Viktor Khadem (Don Hany), an Iranian immigrant living in Australia, is near the end of his long prison sentence. Transferred to low security for recent good behavior but bringing with him a reputation for violence, Viktor is placed under the supervision of progressive prison officer Matt Perry (Hugo Weaving), who places the hot tempered introvert at the centre of a programme caring for wounded birds of prey. Try as he might to avoid it, Viktor must also navigate prison politics involving new youngster Paul (Xavier Samuel), prison big shot Warren (Anthony Hayes), and his ‘dog’ Shane (Mark Leonard Winter).

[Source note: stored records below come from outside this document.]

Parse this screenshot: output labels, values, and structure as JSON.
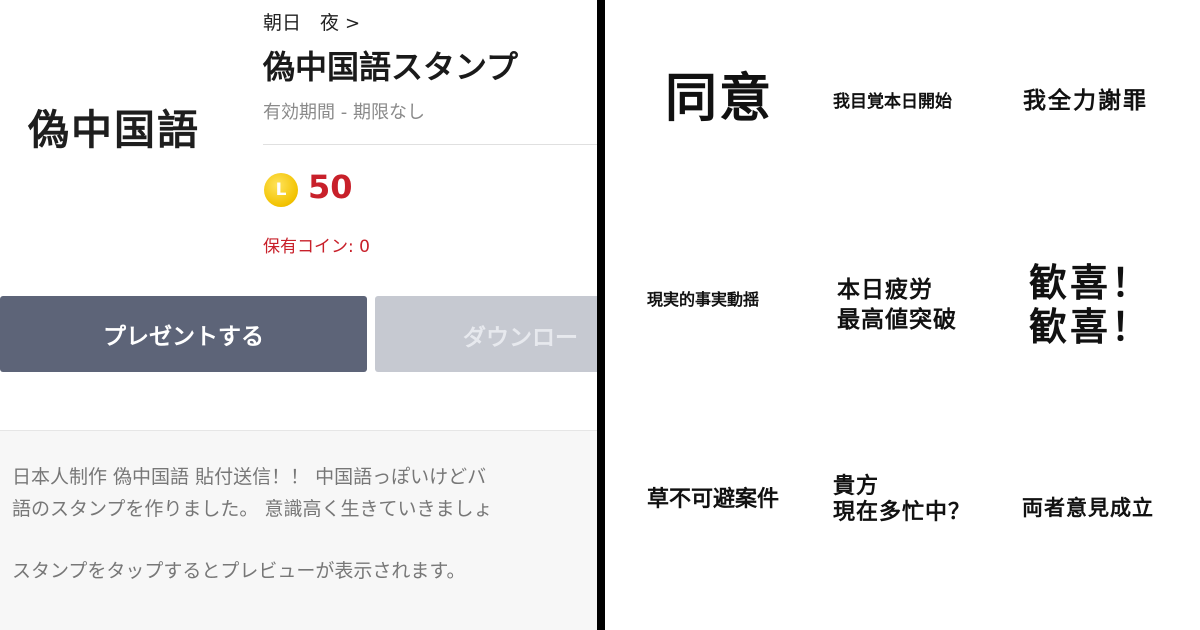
{
  "store": {
    "thumbnail_title": "偽中国語",
    "author": "朝日　夜",
    "author_chevron": ">",
    "pack_title": "偽中国語スタンプ",
    "validity": "有効期間 - 期限なし",
    "coin_symbol": "L",
    "price": "50",
    "owned_coins": "保有コイン: 0",
    "present_button": "プレゼントする",
    "download_button": "ダウンロー",
    "description_line1": "日本人制作 偽中国語 貼付送信！！ 中国語っぽいけどバ",
    "description_line2": "語のスタンプを作りました。 意識高く生きていきましょ",
    "preview_hint": "スタンプをタップするとプレビューが表示されます。"
  },
  "stickers": [
    "同意",
    "我目覚本日開始",
    "我全力謝罪",
    "現実的事実動揺",
    "本日疲労\n最高値突破",
    "歓喜！\n歓喜！",
    "草不可避案件",
    "貴方\n現在多忙中？",
    "両者意見成立"
  ],
  "colors": {
    "price_red": "#c8202a",
    "present_button_bg": "#5d6478",
    "download_button_bg": "#c6c9d1",
    "coin_gold": "#f2c200",
    "divider": "#000000"
  },
  "icons": {
    "coin": "line-coin-icon",
    "chevron": "chevron-right-icon"
  }
}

The metaphor for rehabilitation may be an obvious and simple one, but it serves the story amply, and these moments are HEALING’s greatest strength. The birds are naturally magnificent - especially when they're photographed this lovingly, and their time on screen also allow the human actors their strongest scenes. It’s a shame there aren’t a lot more of them, as the rest of Monahan and co-writer Alison Nisselle’s screenplay is a simplistic and clumsy doling out of prison movie clichés. Weaving is once again fine, bringing whatever subtlety and nuance he can, but Hany struggles to make much of an impression with his stoic leading role when he's given so little, and nearly everyone else (even the brilliant Tony Martin as Perry’s gruff, no-nonsense co-worker) can only try their best with characters sketched from the broadest of brush-strokes. Hayes, normally so strong, gets shortest shrift, coming off about as menacing as a private school bully; only Winter’s Shane has any kind of interesting shading or fresh spin on these familiar tropes.

On one hand it’s hard to get your head around the fact that Monahan and Nisselle spent the best part of a decade getting this story to the screen; on the other, it’s pretty easy to guess why – it probably took a long time to convince financiers a screenplay this underwritten (it feels like a first or second draft), this pat, this ear-bashingly clunky in its exposition could be shaped and finessed to its full potential. As it stands, for the most part this didn't happen. More's the pity, it comes from a filmmaker we know is capable of much more.

HEALING is released May 8 in Australia.